We stayed on shift while the event was occurring. Not everybody who parked in our lot went to the event, so a few cars came and went during that time. Of course, there were latecomers to the event too. Anyway, when one car left, we had to find the space it came from, so if someone showed up (and someone always did), we could direct it into the vacant space. This worked much more efficiently than letting the car look for the space on its own. We kept running counts of vacant spaces, so we didn’t let in more cars than we ever had room for.

Then, when the event was over…

Bingo! Folks are more than willing to let you find them a parking spot in a busy lot, but when they want to leave (especially if, as the OP admits, they may have had a few drinks), they’re not going to listen to you. “Some kid is gonna tell me I have to wait while he lets that other row go? No way!” And he’s off in a different direction, even thumping over curbs sometimes in his quest for an exit. Folks got impatient and frustrated with anything that stood in their way: a barrier, a fence, a kid in an orange vest. So, for our own safety, we cleared out.

The best (and maybe only) way to speed up exits is to remove constraints. Usually problems arew caused by something like a left turn onto a major road. Getting a cop to direct traffic can help immensely here.

Merging may seem slow but it’s not inefficient in terms of the total # of cars.

About eight years ago my then lass, SiL & BiL went to the RHS Garden Show at Hampton Court.

Parking was Ok, in a ruddy great field with attendants waving around.
Leaving was a different matter, all the cars went up the lanes to one exit, it was a total snarl up. I walked up to find out what the problem was, it was police and attendants misdirecting the traffic.
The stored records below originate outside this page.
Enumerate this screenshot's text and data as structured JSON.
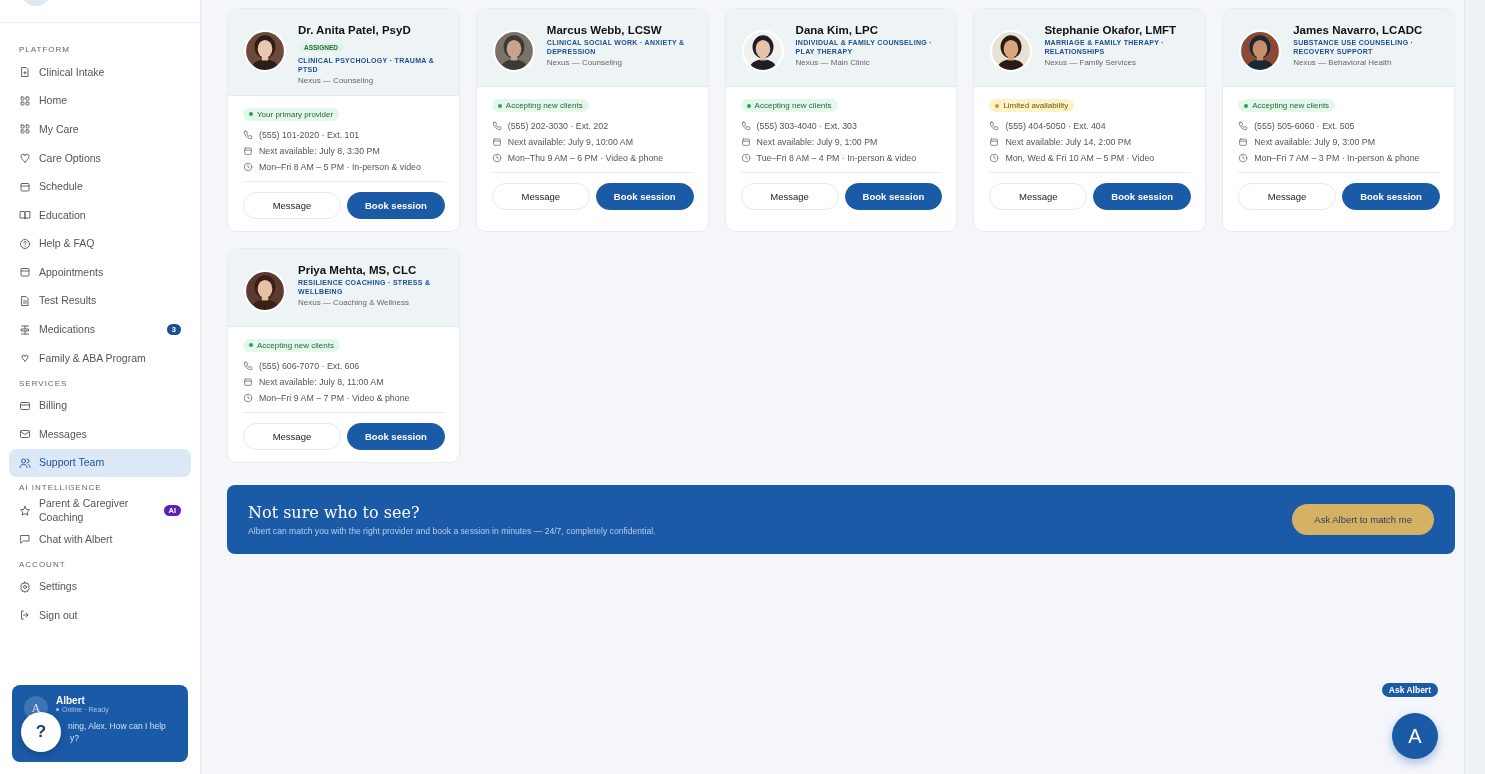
{
  "sidebar": {
    "sections": [
      {
        "label": "PLATFORM",
        "items": [
          {
            "label": "Clinical Intake",
            "selected": false
          },
          {
            "label": "Home",
            "selected": false
          },
          {
            "label": "My Care",
            "selected": false
          },
          {
            "label": "Care Options",
            "selected": false
          },
          {
            "label": "Schedule",
            "selected": false
          },
          {
            "label": "Education",
            "selected": false
          },
          {
            "label": "Help & FAQ",
            "selected": false
          },
          {
            "label": "Appointments",
            "selected": false
          },
          {
            "label": "Test Results",
            "selected": false
          },
          {
            "label": "Medications",
            "selected": false,
            "badge": {
              "text": "3",
              "color": "#1b4f93"
            }
          },
          {
            "label": "Family & ABA Program",
            "selected": false
          }
        ]
      },
      {
        "label": "SERVICES",
        "items": [
          {
            "label": "Billing",
            "selected": false
          },
          {
            "label": "Messages",
            "selected": false
          },
          {
            "label": "Support Team",
            "selected": true
          }
        ]
      },
      {
        "label": "AI INTELLIGENCE",
        "items": [
          {
            "label": "Parent & Caregiver Coaching",
            "selected": false,
            "badge": {
              "text": "AI",
              "color": "#5b21b6"
            }
          },
          {
            "label": "Chat with Albert",
            "selected": false
          }
        ]
      },
      {
        "label": "ACCOUNT",
        "items": [
          {
            "label": "Settings",
            "selected": false
          },
          {
            "label": "Sign out",
            "selected": false
          }
        ]
      }
    ],
    "assistant": {
      "avatar": "A",
      "name": "Albert",
      "status": "Online · Ready",
      "greeting_line_1": "ning, Alex. How can I help",
      "greeting_line_2": "y?",
      "help_button": "?"
    }
  },
  "providers": [
    {
      "name": "Dr. Anita Patel, PsyD",
      "badge": "ASSIGNED",
      "specialty": "CLINICAL PSYCHOLOGY · TRAUMA & PTSD",
      "org": "Nexus — Counseling",
      "status": {
        "kind": "primary",
        "label": "Your primary provider"
      },
      "phone": "(555) 101-2020 · Ext. 101",
      "next": "Next available: July 8, 3:30 PM",
      "hours": "Mon–Fri 8 AM – 5 PM · In-person & video",
      "message": "Message",
      "book": "Book session"
    },
    {
      "name": "Marcus Webb, LCSW",
      "specialty": "CLINICAL SOCIAL WORK · ANXIETY & DEPRESSION",
      "org": "Nexus — Counseling",
      "status": {
        "kind": "accepting",
        "label": "Accepting new clients"
      },
      "phone": "(555) 202-3030 · Ext. 202",
      "next": "Next available: July 9, 10:00 AM",
      "hours": "Mon–Thu 9 AM – 6 PM · Video & phone",
      "message": "Message",
      "book": "Book session"
    },
    {
      "name": "Dana Kim, LPC",
      "specialty": "INDIVIDUAL & FAMILY COUNSELING · PLAY THERAPY",
      "org": "Nexus — Main Clinic",
      "status": {
        "kind": "accepting",
        "label": "Accepting new clients"
      },
      "phone": "(555) 303-4040 · Ext. 303",
      "next": "Next available: July 9, 1:00 PM",
      "hours": "Tue–Fri 8 AM – 4 PM · In-person & video",
      "message": "Message",
      "book": "Book session"
    },
    {
      "name": "Stephanie Okafor, LMFT",
      "specialty": "MARRIAGE & FAMILY THERAPY · RELATIONSHIPS",
      "org": "Nexus — Family Services",
      "status": {
        "kind": "limited",
        "label": "Limited availability"
      },
      "phone": "(555) 404-5050 · Ext. 404",
      "next": "Next available: July 14, 2:00 PM",
      "hours": "Mon, Wed & Fri 10 AM – 5 PM · Video",
      "message": "Message",
      "book": "Book session"
    },
    {
      "name": "James Navarro, LCADC",
      "specialty": "SUBSTANCE USE COUNSELING · RECOVERY SUPPORT",
      "org": "Nexus — Behavioral Health",
      "status": {
        "kind": "accepting",
        "label": "Accepting new clients"
      },
      "phone": "(555) 505-6060 · Ext. 505",
      "next": "Next available: July 9, 3:00 PM",
      "hours": "Mon–Fri 7 AM – 3 PM · In-person & phone",
      "message": "Message",
      "book": "Book session"
    },
    {
      "name": "Priya Mehta, MS, CLC",
      "specialty": "RESILIENCE COACHING · STRESS & WELLBEING",
      "org": "Nexus — Coaching & Wellness",
      "status": {
        "kind": "accepting",
        "label": "Accepting new clients"
      },
      "phone": "(555) 606-7070 · Ext. 606",
      "next": "Next available: July 8, 11:00 AM",
      "hours": "Mon–Fri 9 AM – 7 PM · Video & phone",
      "message": "Message",
      "book": "Book session"
    }
  ],
  "banner": {
    "title": "Not sure who to see?",
    "text": "Albert can match you with the right provider and book a session in minutes — 24/7, completely confidential.",
    "button": "Ask Albert to match me"
  },
  "floating": {
    "label": "Ask Albert",
    "button": "A"
  }
}
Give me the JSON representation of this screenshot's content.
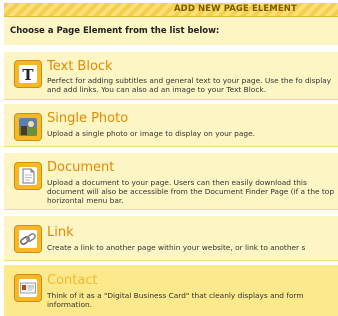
{
  "header": {
    "title": "ADD NEW PAGE ELEMENT"
  },
  "intro": {
    "text": "Choose a Page Element from the list below:"
  },
  "items": [
    {
      "title": "Text Block",
      "icon": "text-block-icon",
      "desc": "Perfect for adding subtitles and general text to your page. Use the fo display and add links. You can also ad an image to your Text Block."
    },
    {
      "title": "Single Photo",
      "icon": "photo-icon",
      "desc": "Upload a single photo or image to display on your page."
    },
    {
      "title": "Document",
      "icon": "document-icon",
      "desc": "Upload a document to your page. Users can then easily download this document will also be accessible from the Document Finder Page (if a the top horizontal menu bar."
    },
    {
      "title": "Link",
      "icon": "link-icon",
      "desc": "Create a link to another page within your website, or link to another s"
    },
    {
      "title": "Contact",
      "icon": "contact-card-icon",
      "desc": "Think of it as a \"Digital Business Card\" that cleanly displays and form information."
    }
  ],
  "colors": {
    "accent": "#e38a00",
    "row_bg": "#fdf5c4",
    "highlight_bg": "#fbe98c",
    "header_stripe": "#f4cf4e"
  }
}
I then started sniffing round at the fences looking for weak spots or potential exits. At the farthest end from the entrance/exit I spotted a guy doing the same thing, I also found a gate guarded by a small female attendant in a yellow plastic jacket. She seemed to be Italian, with a poor command of English - so I glared her out, opened the gate while the other guy rushed back to his car. I then started back to our car, directing drivers to the exit. Cars piled out of that gate - within minutes we were off.

The interesting thing is that if it had been a racetrack, Henley or a rugby match, someone would have driven a 4x4 through the wooden fence or a bunch of guys would have kicked down a section. Of several thousand cars, only two people had the sense to find another way out - the rest just sat in queues like cattle.

It says something about people who go to flower shows.

Worked for CCS Parking, which did most Rutgers events and the US Open (golf) in addtition to quite a few music festivals. The contract negotiated stipulated a certain amount of people to do the get-in, then roughly 10% for the get-out. The idea is that people are like sheep, and they can follow each other out.

That being said, we’d have people set up as 1 or 2 to a lot on the way out, funneling traffic towards the obvious exit. After an hour there’s hardly anybody, so we pack up and leave.
The wage for the parking guys was $8/hr, 10/hr for managers. Rutgers games were charging $10 or so a car. That’s in cash. How much do you think the company made. It’s disgusting. Can’t believe we attendants were actually honest. I should’ve ripped them off big time.